Dawn and Kristen are just north of Marco Island. Their SPOT shows them on the beach. Maybe a break and maybe for a night's rest. Weather appears favorable, wind out of the east at 15 or so just along shore.
After a weather hold and moving south to Checkpoint #1, the race is on. But, uh-oh, Paul and Alan are back at Checkpoint #1 with what appears to be a broken mast. Ventusky currently shows wind out of the east in the mid-20s.
Dawn and Kristen are in protected water near Cape Coral, surely flying their two small sails and with all the wind on the beam they should be moving along pretty good.
There is much of the fleet spread out on their way south. With all that wind everybody seems to be staying inside. You can follow the race at their tracker here.
GANNET arrived St. Helena Island earlier today (I think) and is anchored off of Jamestown. Pretty interesting looking cliffs in the image below.
I had thought Webb would arrive St. Helena Island by Monday, but checking GANNET'S yellow brick chart I wonder if it could be tomorrow.
The Everglades Challenge will be starting a day late, the delay caused by 20 knot winds. I guess after the start a few years ago with about a dozen rescues they seem to be making decisions with a little more safety in mind. To account the for the lost day the starting line is moved to Checkpoint #1. From Kristen's instagram account it looks like everyone was enjoying the extra day of rest and relaxation.
It could have been a little warmer this morning in Elizabeth City. Temperature at launch was 38 degrees, warming to 49 degrees by the time I came in mid-afternoon. Winds were light in the morning, steady in the afternoon. Yes, it could have been warmer but I did fine with my ice-breaker thermals. A nice day on a beautiful river.
Tomorrow the Everglades Challenge launches out of For De Soto Park bound for Key Largo. Dawn and Kristen, veteran EC'ers, will be for the first time paddling a tandem kayak in the race. Paul and Alan will be sailing the EC 22 Southern Skimmer.
I have been following the race now for a decade and enjoy it every year. Good luck to all. The clock on the watertribe page shows 16 hours until launch time.
A few thousand miles away Webb is approaching St. Helena, his last yellow brick mark showing GANNET 183 miles away and making a little under five knots. Winds are steady in the 14 to 16 mph range. Maybe in by Monday??

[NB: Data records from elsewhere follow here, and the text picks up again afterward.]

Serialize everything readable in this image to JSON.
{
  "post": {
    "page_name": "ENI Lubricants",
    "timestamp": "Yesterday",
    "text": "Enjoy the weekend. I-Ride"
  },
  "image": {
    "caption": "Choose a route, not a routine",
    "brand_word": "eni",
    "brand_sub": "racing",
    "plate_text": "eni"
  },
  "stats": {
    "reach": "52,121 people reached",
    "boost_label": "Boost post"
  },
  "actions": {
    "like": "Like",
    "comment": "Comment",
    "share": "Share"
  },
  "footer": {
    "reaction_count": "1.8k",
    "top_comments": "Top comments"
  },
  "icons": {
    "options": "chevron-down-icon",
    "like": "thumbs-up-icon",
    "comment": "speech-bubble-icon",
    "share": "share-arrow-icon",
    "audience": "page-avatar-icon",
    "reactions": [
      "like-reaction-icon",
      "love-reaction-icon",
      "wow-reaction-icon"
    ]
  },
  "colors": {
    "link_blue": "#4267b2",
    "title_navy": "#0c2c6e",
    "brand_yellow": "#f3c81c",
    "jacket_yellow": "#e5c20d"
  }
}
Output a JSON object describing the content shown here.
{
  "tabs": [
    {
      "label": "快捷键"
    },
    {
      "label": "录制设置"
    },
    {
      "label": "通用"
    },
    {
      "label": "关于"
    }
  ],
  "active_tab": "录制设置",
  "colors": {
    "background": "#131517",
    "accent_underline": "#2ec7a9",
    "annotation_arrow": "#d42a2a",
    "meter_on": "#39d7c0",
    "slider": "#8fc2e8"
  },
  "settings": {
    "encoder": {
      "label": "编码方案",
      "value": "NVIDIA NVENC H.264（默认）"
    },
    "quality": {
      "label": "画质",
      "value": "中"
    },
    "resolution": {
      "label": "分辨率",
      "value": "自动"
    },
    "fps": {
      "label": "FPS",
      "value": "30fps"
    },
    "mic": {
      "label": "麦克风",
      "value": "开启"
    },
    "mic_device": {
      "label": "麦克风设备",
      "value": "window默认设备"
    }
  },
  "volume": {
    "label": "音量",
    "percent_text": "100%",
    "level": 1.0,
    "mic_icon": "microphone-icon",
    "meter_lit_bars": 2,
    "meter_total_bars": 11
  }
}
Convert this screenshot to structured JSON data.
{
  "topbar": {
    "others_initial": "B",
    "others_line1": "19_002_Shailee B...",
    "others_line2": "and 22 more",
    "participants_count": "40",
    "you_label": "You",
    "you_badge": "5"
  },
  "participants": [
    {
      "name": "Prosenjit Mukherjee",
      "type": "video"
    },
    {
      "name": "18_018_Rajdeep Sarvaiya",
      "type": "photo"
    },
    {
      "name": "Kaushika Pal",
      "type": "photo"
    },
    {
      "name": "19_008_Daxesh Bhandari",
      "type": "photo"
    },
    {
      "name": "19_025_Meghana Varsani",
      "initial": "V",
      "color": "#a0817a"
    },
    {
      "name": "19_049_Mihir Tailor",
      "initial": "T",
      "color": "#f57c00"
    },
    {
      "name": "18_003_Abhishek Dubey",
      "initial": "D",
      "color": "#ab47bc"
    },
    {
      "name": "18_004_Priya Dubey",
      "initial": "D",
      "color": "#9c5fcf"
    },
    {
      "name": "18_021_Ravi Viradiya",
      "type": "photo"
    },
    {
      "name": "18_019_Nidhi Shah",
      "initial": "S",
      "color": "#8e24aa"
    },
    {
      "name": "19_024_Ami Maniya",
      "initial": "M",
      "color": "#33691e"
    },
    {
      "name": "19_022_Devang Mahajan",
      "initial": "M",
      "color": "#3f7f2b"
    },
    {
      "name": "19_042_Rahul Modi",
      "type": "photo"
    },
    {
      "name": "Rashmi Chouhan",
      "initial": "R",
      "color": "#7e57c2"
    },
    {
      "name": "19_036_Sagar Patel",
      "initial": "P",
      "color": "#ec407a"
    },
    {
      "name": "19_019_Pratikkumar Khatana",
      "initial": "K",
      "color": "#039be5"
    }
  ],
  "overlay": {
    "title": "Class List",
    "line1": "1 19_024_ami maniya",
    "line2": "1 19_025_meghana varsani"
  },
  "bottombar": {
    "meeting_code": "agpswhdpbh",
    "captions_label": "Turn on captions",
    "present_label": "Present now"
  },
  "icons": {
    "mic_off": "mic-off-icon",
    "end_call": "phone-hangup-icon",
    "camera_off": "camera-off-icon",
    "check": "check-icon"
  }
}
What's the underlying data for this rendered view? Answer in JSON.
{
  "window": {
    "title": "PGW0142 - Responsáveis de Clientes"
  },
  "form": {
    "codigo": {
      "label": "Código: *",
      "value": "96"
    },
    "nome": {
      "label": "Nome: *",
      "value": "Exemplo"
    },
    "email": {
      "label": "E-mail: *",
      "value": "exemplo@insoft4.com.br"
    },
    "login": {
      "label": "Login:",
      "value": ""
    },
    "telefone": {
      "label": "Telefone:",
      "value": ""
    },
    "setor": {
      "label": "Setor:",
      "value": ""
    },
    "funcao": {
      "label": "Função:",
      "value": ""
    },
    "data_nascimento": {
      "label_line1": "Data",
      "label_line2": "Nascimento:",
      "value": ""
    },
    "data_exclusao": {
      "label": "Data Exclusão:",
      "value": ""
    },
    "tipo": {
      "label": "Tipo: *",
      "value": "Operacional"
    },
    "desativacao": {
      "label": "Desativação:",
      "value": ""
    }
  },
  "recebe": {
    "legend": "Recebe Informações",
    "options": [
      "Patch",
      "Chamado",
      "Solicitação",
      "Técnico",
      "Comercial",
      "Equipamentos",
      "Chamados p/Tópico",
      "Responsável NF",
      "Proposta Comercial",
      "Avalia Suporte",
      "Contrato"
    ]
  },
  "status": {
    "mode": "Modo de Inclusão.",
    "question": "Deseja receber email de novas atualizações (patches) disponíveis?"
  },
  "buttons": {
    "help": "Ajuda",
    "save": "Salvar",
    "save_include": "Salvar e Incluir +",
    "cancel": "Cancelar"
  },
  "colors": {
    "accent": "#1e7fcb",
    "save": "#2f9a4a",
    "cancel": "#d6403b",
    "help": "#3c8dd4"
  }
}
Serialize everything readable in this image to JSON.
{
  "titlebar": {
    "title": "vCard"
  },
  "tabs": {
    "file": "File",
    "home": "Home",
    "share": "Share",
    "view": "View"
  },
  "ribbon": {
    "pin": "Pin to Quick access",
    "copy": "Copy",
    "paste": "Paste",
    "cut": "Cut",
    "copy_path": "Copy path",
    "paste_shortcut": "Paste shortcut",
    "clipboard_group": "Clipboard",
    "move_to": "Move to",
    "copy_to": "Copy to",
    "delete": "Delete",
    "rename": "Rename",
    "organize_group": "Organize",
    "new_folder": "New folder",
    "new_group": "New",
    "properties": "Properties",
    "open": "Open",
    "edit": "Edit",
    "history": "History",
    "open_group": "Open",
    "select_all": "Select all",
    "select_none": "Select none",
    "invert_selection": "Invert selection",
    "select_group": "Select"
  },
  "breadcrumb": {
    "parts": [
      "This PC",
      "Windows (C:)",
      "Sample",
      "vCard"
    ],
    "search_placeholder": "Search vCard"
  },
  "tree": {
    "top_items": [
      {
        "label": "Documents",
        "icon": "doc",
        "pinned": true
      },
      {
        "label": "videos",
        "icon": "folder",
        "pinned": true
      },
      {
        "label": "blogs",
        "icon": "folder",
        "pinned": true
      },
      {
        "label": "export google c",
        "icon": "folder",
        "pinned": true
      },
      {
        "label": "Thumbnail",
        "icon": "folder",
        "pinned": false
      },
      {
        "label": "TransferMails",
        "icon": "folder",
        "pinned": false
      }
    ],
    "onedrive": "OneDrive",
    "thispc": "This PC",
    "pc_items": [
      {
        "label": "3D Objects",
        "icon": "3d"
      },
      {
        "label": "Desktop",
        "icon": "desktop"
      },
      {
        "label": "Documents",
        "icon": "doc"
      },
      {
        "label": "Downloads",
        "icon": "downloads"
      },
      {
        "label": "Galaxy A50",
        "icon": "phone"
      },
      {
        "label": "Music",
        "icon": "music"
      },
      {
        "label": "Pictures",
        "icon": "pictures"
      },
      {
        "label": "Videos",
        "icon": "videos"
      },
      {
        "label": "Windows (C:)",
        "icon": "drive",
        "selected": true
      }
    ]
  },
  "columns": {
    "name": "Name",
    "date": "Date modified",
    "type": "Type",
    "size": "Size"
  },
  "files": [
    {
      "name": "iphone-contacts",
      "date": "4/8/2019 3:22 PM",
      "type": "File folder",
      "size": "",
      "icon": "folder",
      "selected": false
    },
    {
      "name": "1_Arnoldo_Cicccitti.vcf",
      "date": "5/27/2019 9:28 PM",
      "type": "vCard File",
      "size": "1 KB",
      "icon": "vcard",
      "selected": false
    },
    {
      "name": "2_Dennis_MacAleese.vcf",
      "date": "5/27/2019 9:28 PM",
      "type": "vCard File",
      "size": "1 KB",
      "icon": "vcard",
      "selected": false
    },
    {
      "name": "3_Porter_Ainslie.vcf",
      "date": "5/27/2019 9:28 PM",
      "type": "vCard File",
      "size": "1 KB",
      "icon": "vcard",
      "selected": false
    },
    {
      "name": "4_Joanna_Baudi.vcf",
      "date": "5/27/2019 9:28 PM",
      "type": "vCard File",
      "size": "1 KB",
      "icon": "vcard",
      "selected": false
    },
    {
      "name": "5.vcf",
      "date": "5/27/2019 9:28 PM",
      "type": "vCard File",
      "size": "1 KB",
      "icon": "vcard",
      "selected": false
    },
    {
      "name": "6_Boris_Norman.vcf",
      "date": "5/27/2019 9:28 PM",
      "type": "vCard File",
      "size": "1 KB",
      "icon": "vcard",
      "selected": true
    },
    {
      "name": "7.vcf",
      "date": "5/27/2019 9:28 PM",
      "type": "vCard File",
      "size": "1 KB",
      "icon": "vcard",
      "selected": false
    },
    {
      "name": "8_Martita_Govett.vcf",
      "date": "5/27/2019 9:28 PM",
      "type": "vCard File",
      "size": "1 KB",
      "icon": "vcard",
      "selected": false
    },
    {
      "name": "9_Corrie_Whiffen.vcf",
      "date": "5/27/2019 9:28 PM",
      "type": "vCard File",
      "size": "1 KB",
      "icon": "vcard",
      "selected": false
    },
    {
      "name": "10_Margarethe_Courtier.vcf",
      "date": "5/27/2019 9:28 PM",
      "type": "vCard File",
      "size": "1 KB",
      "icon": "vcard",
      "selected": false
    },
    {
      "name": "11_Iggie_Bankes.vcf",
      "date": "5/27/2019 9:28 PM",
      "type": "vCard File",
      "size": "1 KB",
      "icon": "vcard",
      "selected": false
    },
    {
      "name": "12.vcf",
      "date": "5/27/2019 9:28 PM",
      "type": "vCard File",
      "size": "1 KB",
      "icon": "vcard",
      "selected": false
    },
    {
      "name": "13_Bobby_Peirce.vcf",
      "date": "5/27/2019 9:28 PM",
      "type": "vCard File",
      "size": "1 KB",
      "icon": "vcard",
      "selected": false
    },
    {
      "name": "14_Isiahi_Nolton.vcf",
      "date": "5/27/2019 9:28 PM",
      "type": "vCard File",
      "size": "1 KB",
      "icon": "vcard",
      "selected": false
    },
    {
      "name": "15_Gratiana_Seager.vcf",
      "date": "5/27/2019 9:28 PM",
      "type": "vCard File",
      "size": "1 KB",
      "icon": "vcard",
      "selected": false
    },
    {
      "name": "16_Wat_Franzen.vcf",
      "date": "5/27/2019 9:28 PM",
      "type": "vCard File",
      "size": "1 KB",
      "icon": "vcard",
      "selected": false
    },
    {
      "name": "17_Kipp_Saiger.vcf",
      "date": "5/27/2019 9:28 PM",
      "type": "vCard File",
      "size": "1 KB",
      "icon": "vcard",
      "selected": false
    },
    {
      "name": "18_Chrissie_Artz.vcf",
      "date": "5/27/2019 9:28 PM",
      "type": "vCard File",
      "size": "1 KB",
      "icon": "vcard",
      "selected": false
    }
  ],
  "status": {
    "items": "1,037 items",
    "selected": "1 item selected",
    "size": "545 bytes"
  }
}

And much thanks to efforts by Bill, Eddie and Barry to tell me where I was the other day when I took the photograph above. That's New Point Comfort with Mobjack Bay behind it. I gotta get up there and do some sailing someday. As for now, a chilly, sunny forecast with good wind should have me down in Elizabeth City tomorrow.